● ACTIVITY
Your response should consist of the data that follows, repeated in full without alteration.

Excerpts from an interface dataset
Content starts

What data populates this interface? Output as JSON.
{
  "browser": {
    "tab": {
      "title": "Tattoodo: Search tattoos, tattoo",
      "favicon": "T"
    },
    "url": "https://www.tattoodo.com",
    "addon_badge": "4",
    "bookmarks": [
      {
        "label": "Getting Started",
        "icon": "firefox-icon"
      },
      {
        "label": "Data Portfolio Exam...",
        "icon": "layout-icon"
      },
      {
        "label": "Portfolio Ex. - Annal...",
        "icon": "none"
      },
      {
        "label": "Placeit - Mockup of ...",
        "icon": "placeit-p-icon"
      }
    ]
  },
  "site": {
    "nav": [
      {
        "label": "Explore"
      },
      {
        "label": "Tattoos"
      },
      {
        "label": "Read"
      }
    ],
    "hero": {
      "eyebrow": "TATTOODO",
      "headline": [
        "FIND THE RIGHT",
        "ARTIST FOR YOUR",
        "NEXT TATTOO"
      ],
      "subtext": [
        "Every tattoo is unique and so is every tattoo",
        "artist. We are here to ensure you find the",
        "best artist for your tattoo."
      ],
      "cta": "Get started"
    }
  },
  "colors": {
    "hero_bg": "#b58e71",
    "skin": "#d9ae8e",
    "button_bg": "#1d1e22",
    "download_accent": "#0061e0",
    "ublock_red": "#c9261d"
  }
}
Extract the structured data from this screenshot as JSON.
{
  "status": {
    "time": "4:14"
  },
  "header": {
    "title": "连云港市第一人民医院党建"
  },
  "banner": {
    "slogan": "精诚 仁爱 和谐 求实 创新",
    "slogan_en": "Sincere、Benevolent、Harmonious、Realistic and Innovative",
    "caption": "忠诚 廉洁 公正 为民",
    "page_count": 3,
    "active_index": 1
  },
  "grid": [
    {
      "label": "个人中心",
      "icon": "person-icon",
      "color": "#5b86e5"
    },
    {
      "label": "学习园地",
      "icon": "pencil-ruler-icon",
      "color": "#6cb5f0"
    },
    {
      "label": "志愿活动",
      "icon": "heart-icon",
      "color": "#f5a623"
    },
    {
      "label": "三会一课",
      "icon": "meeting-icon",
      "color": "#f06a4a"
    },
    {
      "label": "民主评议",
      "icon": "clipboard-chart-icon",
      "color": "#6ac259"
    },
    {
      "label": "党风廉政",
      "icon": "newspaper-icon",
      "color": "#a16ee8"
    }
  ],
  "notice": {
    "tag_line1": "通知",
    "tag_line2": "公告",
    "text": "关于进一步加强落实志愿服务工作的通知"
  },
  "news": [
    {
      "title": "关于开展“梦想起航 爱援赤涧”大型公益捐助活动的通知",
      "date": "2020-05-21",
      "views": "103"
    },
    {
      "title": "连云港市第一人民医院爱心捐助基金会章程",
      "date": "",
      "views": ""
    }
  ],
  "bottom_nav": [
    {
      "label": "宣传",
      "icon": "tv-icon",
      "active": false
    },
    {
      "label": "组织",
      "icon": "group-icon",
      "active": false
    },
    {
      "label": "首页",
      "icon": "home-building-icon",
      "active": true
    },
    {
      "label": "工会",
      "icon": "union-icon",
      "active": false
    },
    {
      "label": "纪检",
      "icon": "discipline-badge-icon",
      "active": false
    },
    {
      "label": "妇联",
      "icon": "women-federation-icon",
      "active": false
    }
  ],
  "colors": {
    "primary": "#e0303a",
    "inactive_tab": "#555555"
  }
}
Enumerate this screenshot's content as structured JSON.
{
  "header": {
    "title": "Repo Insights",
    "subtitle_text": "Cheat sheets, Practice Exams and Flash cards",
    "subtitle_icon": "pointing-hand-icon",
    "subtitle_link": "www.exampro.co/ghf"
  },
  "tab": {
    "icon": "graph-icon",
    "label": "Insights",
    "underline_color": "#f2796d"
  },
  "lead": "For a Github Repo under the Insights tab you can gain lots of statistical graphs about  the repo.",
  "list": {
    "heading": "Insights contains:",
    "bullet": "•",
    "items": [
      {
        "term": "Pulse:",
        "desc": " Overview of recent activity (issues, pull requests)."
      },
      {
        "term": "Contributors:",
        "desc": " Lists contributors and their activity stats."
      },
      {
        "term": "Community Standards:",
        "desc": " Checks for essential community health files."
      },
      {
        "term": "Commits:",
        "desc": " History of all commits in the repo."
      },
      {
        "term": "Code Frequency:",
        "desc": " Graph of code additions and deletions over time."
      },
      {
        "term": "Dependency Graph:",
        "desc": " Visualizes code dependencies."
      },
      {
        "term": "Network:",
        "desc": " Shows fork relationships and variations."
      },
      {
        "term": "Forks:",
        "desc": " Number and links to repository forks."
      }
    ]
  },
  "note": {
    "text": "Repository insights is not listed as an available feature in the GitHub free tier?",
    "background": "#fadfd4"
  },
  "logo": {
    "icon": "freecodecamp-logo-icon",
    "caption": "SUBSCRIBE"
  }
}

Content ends

● WRITTEN ANSWER
What data populates this interface? Output as JSON.
{
  "browser": {
    "tab": {
      "title": "Tattoodo: Search tattoos, tattoo",
      "favicon": "T"
    },
    "url": "https://www.tattoodo.com",
    "addon_badge": "4",
    "bookmarks": [
      {
        "label": "Getting Started",
        "icon": "firefox-icon"
      },
      {
        "label": "Data Portfolio Exam...",
        "icon": "layout-icon"
      },
      {
        "label": "Portfolio Ex. - Annal...",
        "icon": "none"
      },
      {
        "label": "Placeit - Mockup of ...",
        "icon": "placeit-p-icon"
      }
    ]
  },
  "site": {
    "nav": [
      {
        "label": "Explore"
      },
      {
        "label": "Tattoos"
      },
      {
        "label": "Read"
      }
    ],
    "hero": {
      "eyebrow": "TATTOODO",
      "headline": [
        "FIND THE RIGHT",
        "ARTIST FOR YOUR",
        "NEXT TATTOO"
      ],
      "subtext": [
        "Every tattoo is unique and so is every tattoo",
        "artist. We are here to ensure you find the",
        "best artist for your tattoo."
      ],
      "cta": "Get started"
    }
  },
  "colors": {
    "hero_bg": "#b58e71",
    "skin": "#d9ae8e",
    "button_bg": "#1d1e22",
    "download_accent": "#0061e0",
    "ublock_red": "#c9261d"
  }
}
Extract the structured data from this screenshot as JSON.
{
  "status": {
    "time": "4:14"
  },
  "header": {
    "title": "连云港市第一人民医院党建"
  },
  "banner": {
    "slogan": "精诚 仁爱 和谐 求实 创新",
    "slogan_en": "Sincere、Benevolent、Harmonious、Realistic and Innovative",
    "caption": "忠诚 廉洁 公正 为民",
    "page_count": 3,
    "active_index": 1
  },
  "grid": [
    {
      "label": "个人中心",
      "icon": "person-icon",
      "color": "#5b86e5"
    },
    {
      "label": "学习园地",
      "icon": "pencil-ruler-icon",
      "color": "#6cb5f0"
    },
    {
      "label": "志愿活动",
      "icon": "heart-icon",
      "color": "#f5a623"
    },
    {
      "label": "三会一课",
      "icon": "meeting-icon",
      "color": "#f06a4a"
    },
    {
      "label": "民主评议",
      "icon": "clipboard-chart-icon",
      "color": "#6ac259"
    },
    {
      "label": "党风廉政",
      "icon": "newspaper-icon",
      "color": "#a16ee8"
    }
  ],
  "notice": {
    "tag_line1": "通知",
    "tag_line2": "公告",
    "text": "关于进一步加强落实志愿服务工作的通知"
  },
  "news": [
    {
      "title": "关于开展“梦想起航 爱援赤涧”大型公益捐助活动的通知",
      "date": "2020-05-21",
      "views": "103"
    },
    {
      "title": "连云港市第一人民医院爱心捐助基金会章程",
      "date": "",
      "views": ""
    }
  ],
  "bottom_nav": [
    {
      "label": "宣传",
      "icon": "tv-icon",
      "active": false
    },
    {
      "label": "组织",
      "icon": "group-icon",
      "active": false
    },
    {
      "label": "首页",
      "icon": "home-building-icon",
      "active": true
    },
    {
      "label": "工会",
      "icon": "union-icon",
      "active": false
    },
    {
      "label": "纪检",
      "icon": "discipline-badge-icon",
      "active": false
    },
    {
      "label": "妇联",
      "icon": "women-federation-icon",
      "active": false
    }
  ],
  "colors": {
    "primary": "#e0303a",
    "inactive_tab": "#555555"
  }
}
Enumerate this screenshot's content as structured JSON.
{
  "header": {
    "title": "Repo Insights",
    "subtitle_text": "Cheat sheets, Practice Exams and Flash cards",
    "subtitle_icon": "pointing-hand-icon",
    "subtitle_link": "www.exampro.co/ghf"
  },
  "tab": {
    "icon": "graph-icon",
    "label": "Insights",
    "underline_color": "#f2796d"
  },
  "lead": "For a Github Repo under the Insights tab you can gain lots of statistical graphs about  the repo.",
  "list": {
    "heading": "Insights contains:",
    "bullet": "•",
    "items": [
      {
        "term": "Pulse:",
        "desc": " Overview of recent activity (issues, pull requests)."
      },
      {
        "term": "Contributors:",
        "desc": " Lists contributors and their activity stats."
      },
      {
        "term": "Community Standards:",
        "desc": " Checks for essential community health files."
      },
      {
        "term": "Commits:",
        "desc": " History of all commits in the repo."
      },
      {
        "term": "Code Frequency:",
        "desc": " Graph of code additions and deletions over time."
      },
      {
        "term": "Dependency Graph:",
        "desc": " Visualizes code dependencies."
      },
      {
        "term": "Network:",
        "desc": " Shows fork relationships and variations."
      },
      {
        "term": "Forks:",
        "desc": " Number and links to repository forks."
      }
    ]
  },
  "note": {
    "text": "Repository insights is not listed as an available feature in the GitHub free tier?",
    "background": "#fadfd4"
  },
  "logo": {
    "icon": "freecodecamp-logo-icon",
    "caption": "SUBSCRIBE"
  }
}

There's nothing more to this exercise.